As Kephart and Hill watched from their car, they could see the suspect fall to his knees and surrender to police, who arrested him. Other eyewitnesses said he was laughing during his arrest, she said.
“I’m pretty shaken up. My mind is blown by everything that has happened,” she said.
Samantha Faught, a spokeswoman for live-streaming platform Twitch, said the shooter began filming and sharing the attack, but the company deleted the feed two minutes after the violence began.
People who know Gendron were shocked by the news, describing him as normal albeit calm. A former classmate who last texted him months ago and spoke on condition of anonymity said he was ‘always a bit quirky, but never anything alarming or anything. is”.

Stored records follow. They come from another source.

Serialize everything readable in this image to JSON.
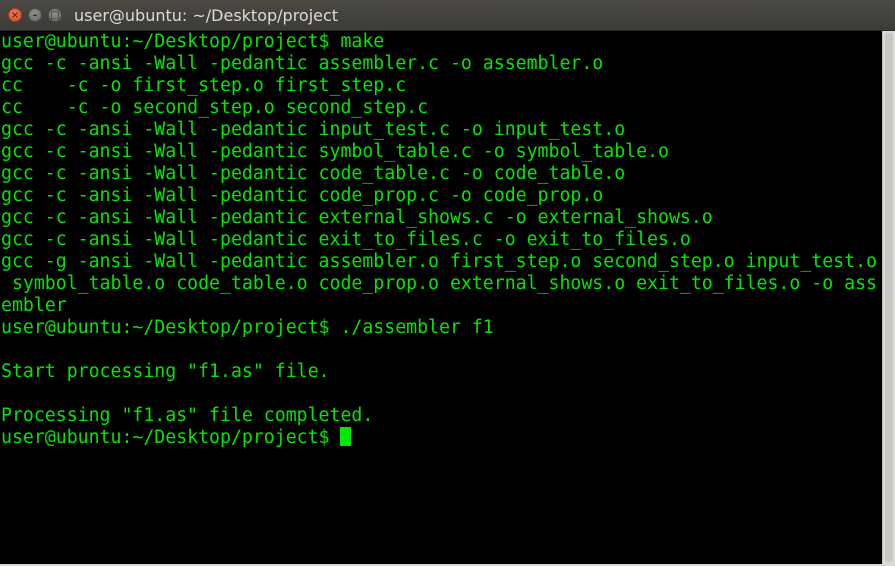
{
  "window": {
    "title": "user@ubuntu: ~/Desktop/project",
    "close_glyph": "×",
    "minimize_glyph": "–",
    "maximize_glyph": "□",
    "close_icon": "close-icon",
    "minimize_icon": "minimize-icon",
    "maximize_icon": "maximize-icon"
  },
  "colors": {
    "background": "#000000",
    "text": "#00e800",
    "titlebar": "#3c3b37",
    "close_button": "#df4a16"
  },
  "terminal": {
    "lines": [
      "user@ubuntu:~/Desktop/project$ make",
      "gcc -c -ansi -Wall -pedantic assembler.c -o assembler.o",
      "cc    -c -o first_step.o first_step.c",
      "cc    -c -o second_step.o second_step.c",
      "gcc -c -ansi -Wall -pedantic input_test.c -o input_test.o",
      "gcc -c -ansi -Wall -pedantic symbol_table.c -o symbol_table.o",
      "gcc -c -ansi -Wall -pedantic code_table.c -o code_table.o",
      "gcc -c -ansi -Wall -pedantic code_prop.c -o code_prop.o",
      "gcc -c -ansi -Wall -pedantic external_shows.c -o external_shows.o",
      "gcc -c -ansi -Wall -pedantic exit_to_files.c -o exit_to_files.o",
      "gcc -g -ansi -Wall -pedantic assembler.o first_step.o second_step.o input_test.o",
      " symbol_table.o code_table.o code_prop.o external_shows.o exit_to_files.o -o ass",
      "embler",
      "user@ubuntu:~/Desktop/project$ ./assembler f1",
      "",
      "Start processing \"f1.as\" file.",
      "",
      "Processing \"f1.as\" file completed."
    ],
    "current_prompt": "user@ubuntu:~/Desktop/project$ "
  }
}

Conklin neighbor Russell McNulty said he last saw Gendron at his high school graduation party a year ago. They smoked a cigarette outside together and talked about what the young man wanted for his future.
“Oh my God, we were at the graduation party,” McNulty gasped after learning what happened. “He looked like a normal guy.”
In the streets around the supermarket, there was grief, rage and disbelief. “Everyone is feeling sad and angry about what happened today,” said 58-year-old Robert Nailor, who has lived in the neighborhood all his life. “It was a hate crime and it lets us know how some people around the world still think today.”
Cedric Holloway, a retired Buffalo police officer, was mentoring a group of teenagers at a community center two blocks from the supermarket when he began receiving frantic text messages about the shooting. He quietly left the room where the children were attending a workshop, made sure the doors were locked and then calmly explained to them why he was turning off the lights.
High school students began scouring social media, relaying excerpts from the document allegedly written by the shooter to Holloway. They also showed him a photo circulating on the Internet of the alleged shooter holding a military-style firearm with something written on the barrel: The n-word.
As he let his mentees go home for the night, he inquired with each. “They told me not to worry, ‘They’ve seen this stuff before,'” Holloway said. “How do you answer that? »
Joly reported from Buffalo. Libby March in Buffalo contributed reporting, along with Alice Crites, Razzan Nakhlawi, Marisa Iati, Meryl Kornfield, Tim Bella and Annie Gowen.